Like Megan Conners, who we’re also celebrating this month, Eleanor is one of the few individuals we’ve served since 2003 who has shared three or more strategies that were promoted to the America Learns National Strategy Library.

Eleanor Rouse

Eleanor didn’t pull her strategies out of thin air. On top of her work in the nonprofit space (she has managed two arts organizations and raised more than $5 million for a number of organizations, including Girls For A Change), Eleanor coaches and facilitates workshops for clients who are interested in connecting deeply with their authentic selves and their own concept of a Higher Power.  From that place, her clients create greater fulfillment in life, work and relationships.  Learn more about Eleanor’s company.

When we asked Eleanor to share some advice that others can use as they try out her strategies, she noted that, “The girls think I'm crazy when I try somatic coaching practices with them; however, I always notice a difference in their own presence and energy, even if we do it for just a few seconds. Particularly for middle school girls, it helps them become ready to listen to each other and to participate with a bit more concentration during the meeting.”

Not Familiar with Girls For A Change?

If you’re not familiar with the work of Girls For A Change, invest 60 seconds in a video that was recently produced by TNT.  We’re so proud of (and blown away by) the amazing accomplishments and impact that this organization continues to have around the world.

Eleanor’s Strategy

Presence Practice
(Centering & Grounding for Girls)

Created by: Eleanor Rouse, Girls For A Change
(America Learns Network member since July 2008)
Topics: Check In/Check Out
Activities to Begin Sessions
Grade Levels: Sixth - Eighth
Arrangements: Small Group; Large Group

- - - - - - - - - - - -

Situation: Our middle school girls have a lot of physical energy after school, so we wanted to try out a grounding practice to see what the impact would be on their ability to channel their energy and to be present for themselves, for each other, and for the meeting.
Step 1: As an intro to check in, we had them stand in a circle feet hip width distance apart (a good solid stance). 

We then asked them to close their eyes.  Girls who are uncomfortable with closing their eyes in the group may stare towards a single spot on the floor.
Step 2: Said to the girls, "Feel tree roots coming out of your feet, grounding you into the floor and the Earth. Raise one of your hands above your head and pull a string as if you were pulling the top of your head to the sky. Feel your length."
Step 3: Then, "Open your arms and hands wide to the side. Breathe into your heart, your belly, your chest. TAKE UP SPACE. Take up your rightful space in this room, on this team. Feel how wide you can be."
Step 4: Next, "Now imagine you have a dragon tail coming off the back of your body 30, 40 feet long. Big fat, heavy, scaly. It can be any color you want it to be -- green and scaly, purple with sparkles etc. Imagine this tail holds everything you've lived in your 11, 12 ,13 years. Now lean back against it. Let it hold you up."
Step 5: Lastly, "Breathe deep into your belly. Let your belly get very big as if you were pregnant. As girls and women we're always told to hold in our bellies, let it out. Breathe low and deep."
Step 6: We debriefed with them about how creating social change (a core focus of the Girls For A Change program) means we have to be very grounded in our own bodies and have the presence of a leader.

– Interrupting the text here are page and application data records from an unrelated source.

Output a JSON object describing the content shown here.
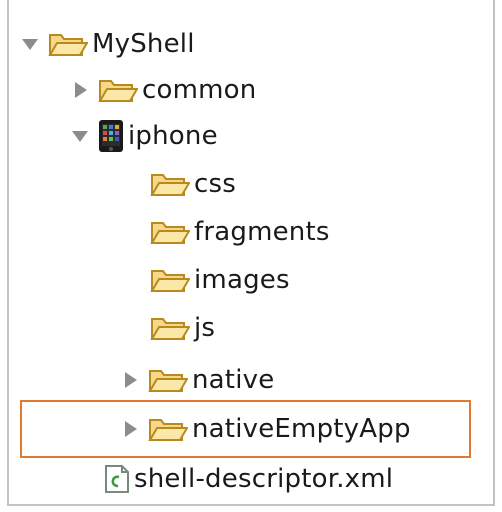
{
  "tree": {
    "items": [
      {
        "label": "MyShell",
        "icon": "folder-open-icon",
        "twisty": "expanded"
      },
      {
        "label": "common",
        "icon": "folder-open-icon",
        "twisty": "collapsed"
      },
      {
        "label": "iphone",
        "icon": "iphone-icon",
        "twisty": "expanded"
      },
      {
        "label": "css",
        "icon": "folder-open-icon",
        "twisty": "none"
      },
      {
        "label": "fragments",
        "icon": "folder-open-icon",
        "twisty": "none"
      },
      {
        "label": "images",
        "icon": "folder-open-icon",
        "twisty": "none"
      },
      {
        "label": "js",
        "icon": "folder-open-icon",
        "twisty": "none"
      },
      {
        "label": "native",
        "icon": "folder-open-icon",
        "twisty": "collapsed"
      },
      {
        "label": "nativeEmptyApp",
        "icon": "folder-open-icon",
        "twisty": "collapsed",
        "selected": true
      },
      {
        "label": "shell-descriptor.xml",
        "icon": "file-icon",
        "twisty": "none"
      }
    ]
  },
  "colors": {
    "highlight": "#e07a2e",
    "folder_fill": "#f6d88a",
    "folder_stroke": "#b88a1e",
    "twisty": "#8c8c8c",
    "text": "#1a1a1a"
  }
}
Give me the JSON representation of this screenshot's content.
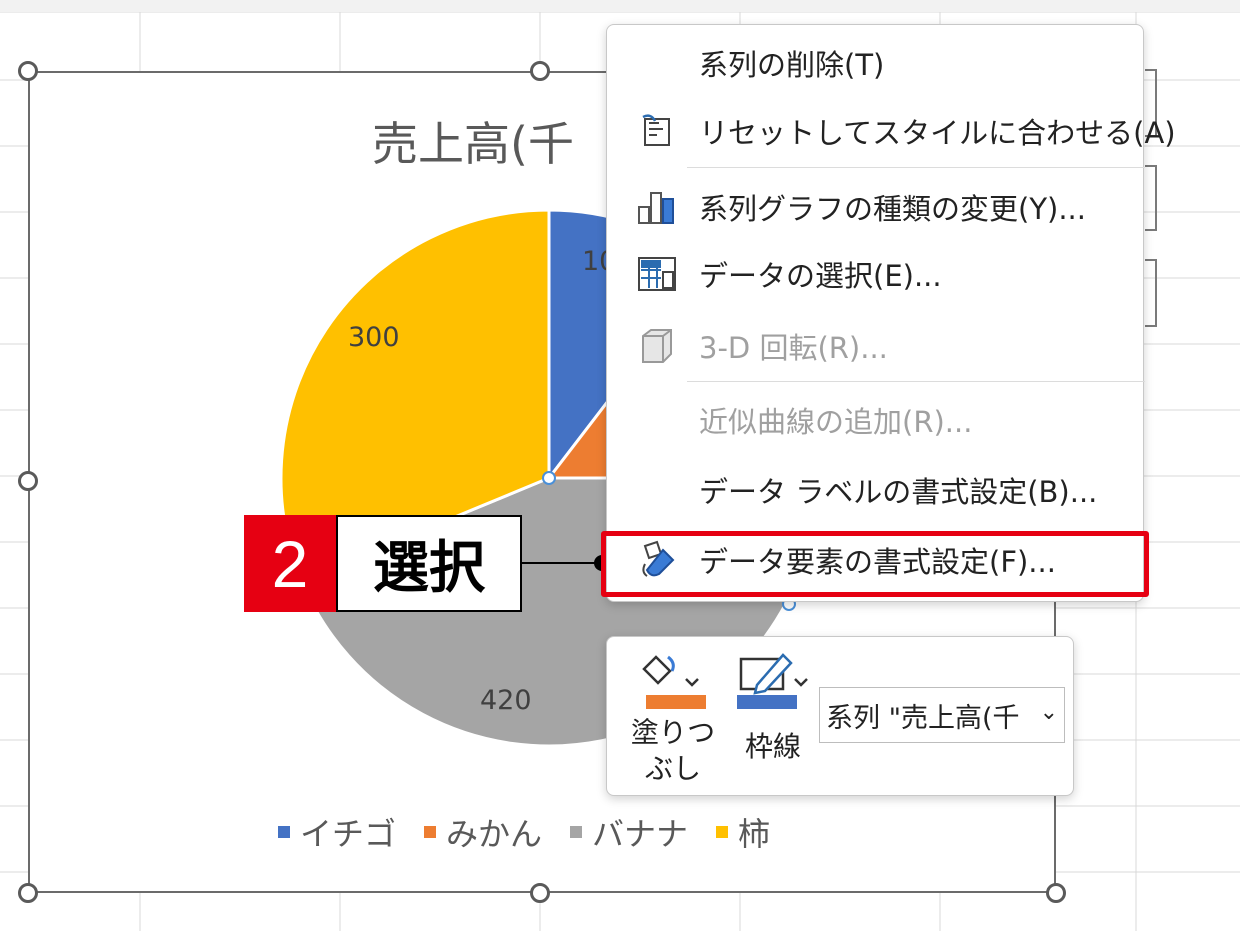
{
  "chart": {
    "title": "売上高(千",
    "legend": [
      {
        "label": "イチゴ",
        "color": "#4472C4"
      },
      {
        "label": "みかん",
        "color": "#ED7D31"
      },
      {
        "label": "バナナ",
        "color": "#A5A5A5"
      },
      {
        "label": "柿",
        "color": "#FFC000"
      }
    ],
    "labels": {
      "ichigo": "10",
      "banana": "420",
      "kaki": "300"
    }
  },
  "chart_data": {
    "type": "pie",
    "title": "売上高(千",
    "categories": [
      "イチゴ",
      "みかん",
      "バナナ",
      "柿"
    ],
    "values": [
      100,
      140,
      420,
      300
    ],
    "colors": [
      "#4472C4",
      "#ED7D31",
      "#A5A5A5",
      "#FFC000"
    ],
    "legend": "bottom"
  },
  "callout": {
    "number": "2",
    "text": "選択"
  },
  "menu": {
    "items": [
      {
        "label": "系列の削除(T)",
        "disabled": false
      },
      {
        "label": "リセットしてスタイルに合わせる(A)",
        "disabled": false
      },
      {
        "label": "系列グラフの種類の変更(Y)...",
        "disabled": false
      },
      {
        "label": "データの選択(E)...",
        "disabled": false
      },
      {
        "label": "3-D 回転(R)...",
        "disabled": true
      },
      {
        "label": "近似曲線の追加(R)...",
        "disabled": true
      },
      {
        "label": "データ ラベルの書式設定(B)...",
        "disabled": false
      },
      {
        "label": "データ要素の書式設定(F)...",
        "disabled": false
      }
    ]
  },
  "toolbar": {
    "fill_label_1": "塗りつ",
    "fill_label_2": "ぶし",
    "outline_label": "枠線",
    "series_select": "系列 \"売上高(千",
    "fill_color": "#ED7D31",
    "outline_color": "#4472C4"
  }
}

Then we had them do check in without words -- acting out with their bodies what animal they would be.  It was challenging for some of them to not use words and to not be self conscious but they all did it.

The rest of the meeting felt far more calm than usual.  And we pulled "centering and presence" back in later in the meeting when we asked them to visualize their neighborhoods and feel what they want to be different.

Attend a Planning & Action Hour!

Individuals attend these sessions to reflect upon, take stock of, and begin making concrete plans to improve their tutor, mentor, and/or coach training, monitoring, and support practices.

The session is ideal for administrators and coordinators of volunteer-, AmeriCorps-, and service learning-driven organizations.

>> Learn more & reserve your spot today.